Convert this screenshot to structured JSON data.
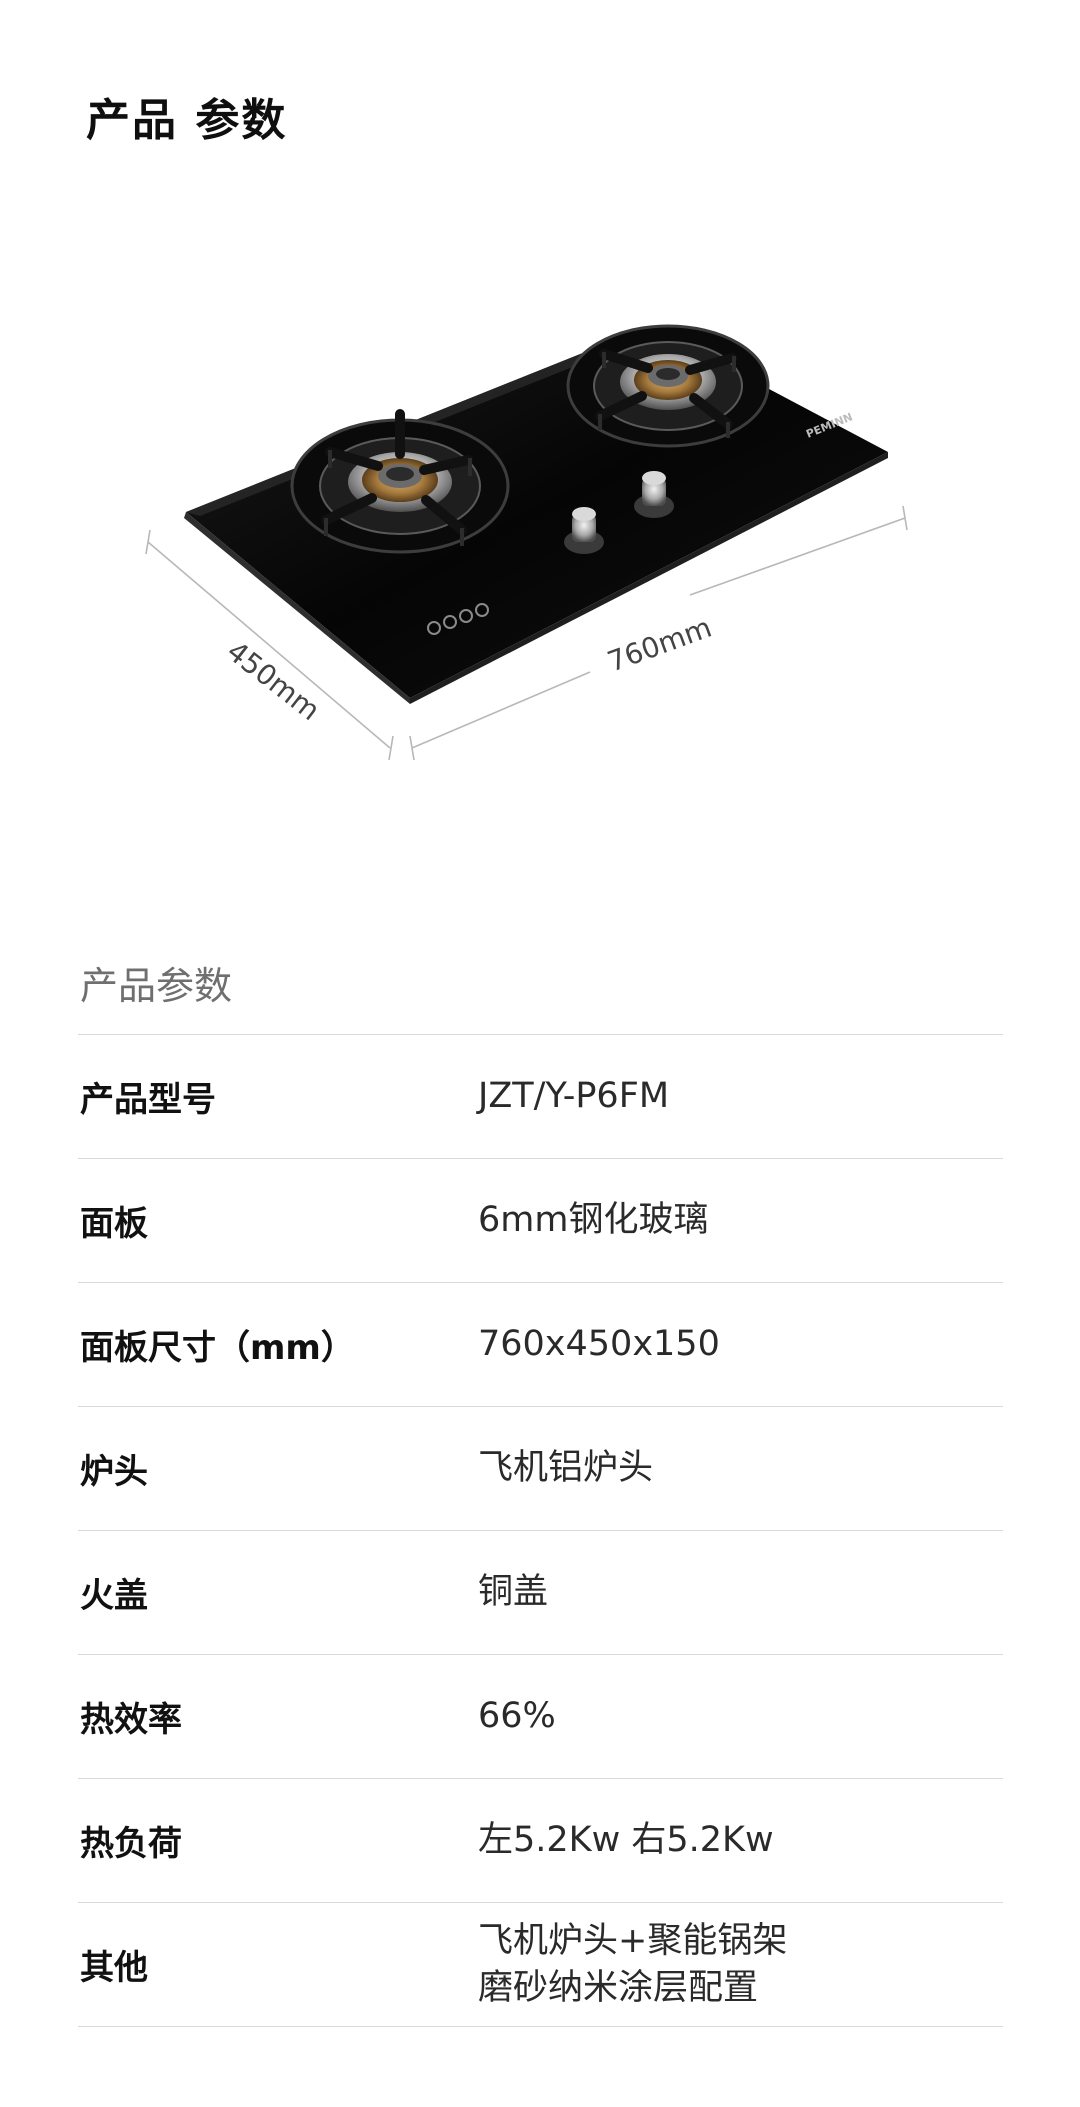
{
  "header": {
    "title": "产品 参数"
  },
  "figure": {
    "depth_label": "450mm",
    "width_label": "760mm",
    "brand_text": "PEMINN"
  },
  "specs": {
    "section_label": "产品参数",
    "rows": [
      {
        "name": "产品型号",
        "value": [
          "JZT/Y-P6FM"
        ]
      },
      {
        "name": "面板",
        "value": [
          "6mm钢化玻璃"
        ]
      },
      {
        "name": "面板尺寸（mm）",
        "value": [
          "760x450x150"
        ]
      },
      {
        "name": "炉头",
        "value": [
          "飞机铝炉头"
        ]
      },
      {
        "name": "火盖",
        "value": [
          "铜盖"
        ]
      },
      {
        "name": "热效率",
        "value": [
          "66%"
        ]
      },
      {
        "name": "热负荷",
        "value": [
          "左5.2Kw 右5.2Kw"
        ]
      },
      {
        "name": "其他",
        "value": [
          "飞机炉头+聚能锅架",
          "磨砂纳米涂层配置"
        ]
      }
    ]
  }
}
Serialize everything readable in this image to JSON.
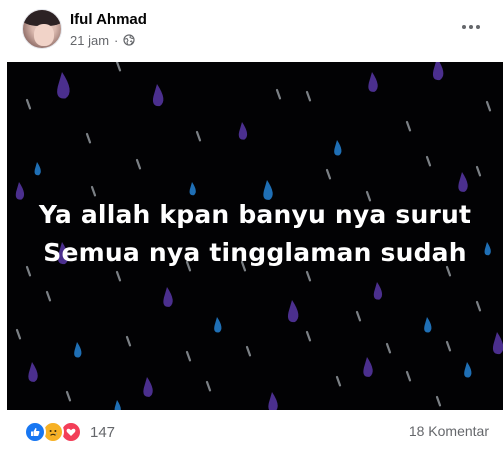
{
  "post": {
    "author_name": "Iful Ahmad",
    "timestamp": "21 jam",
    "separator": "·",
    "privacy_icon": "globe-icon",
    "image_text_line1": "Ya allah kpan banyu nya surut",
    "image_text_line2": "Semua nya tingglaman sudah",
    "reaction_icons": [
      "like-icon",
      "sad-icon",
      "love-icon"
    ],
    "reaction_count": "147",
    "comment_count": "18 Komentar"
  },
  "colors": {
    "image_background": "#020204",
    "raindrop_purple": "#4b2f8e",
    "raindrop_blue": "#1f6fb5",
    "raindrop_gray": "#9aa0a6",
    "like": "#1877f2",
    "sad": "#f7b125",
    "love": "#f33e58"
  }
}
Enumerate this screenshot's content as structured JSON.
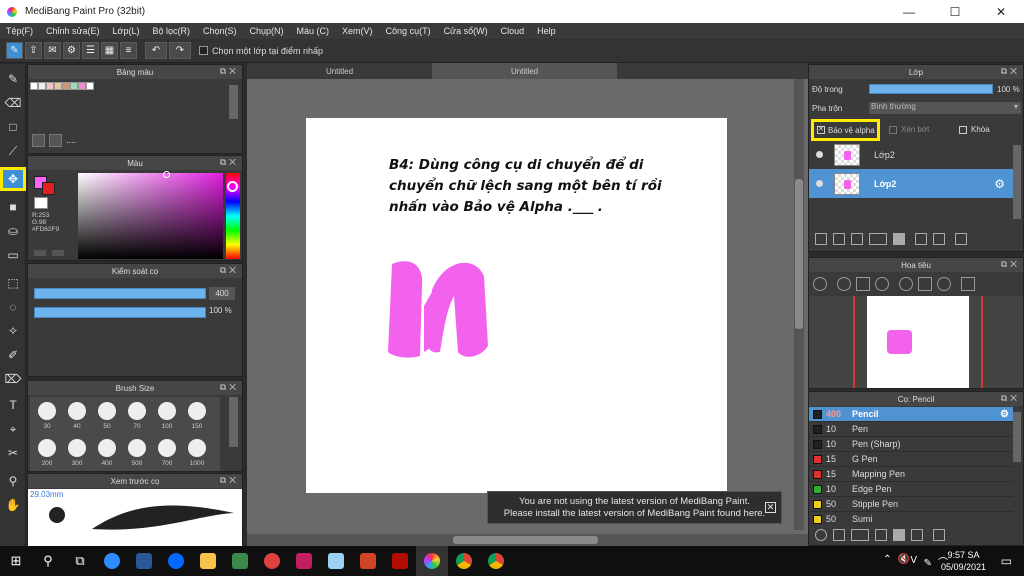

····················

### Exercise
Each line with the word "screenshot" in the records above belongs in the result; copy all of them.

### Solved exercise
Convert this screenshot to structured JSON data.
Enumerate this screenshot's content as structured JSON.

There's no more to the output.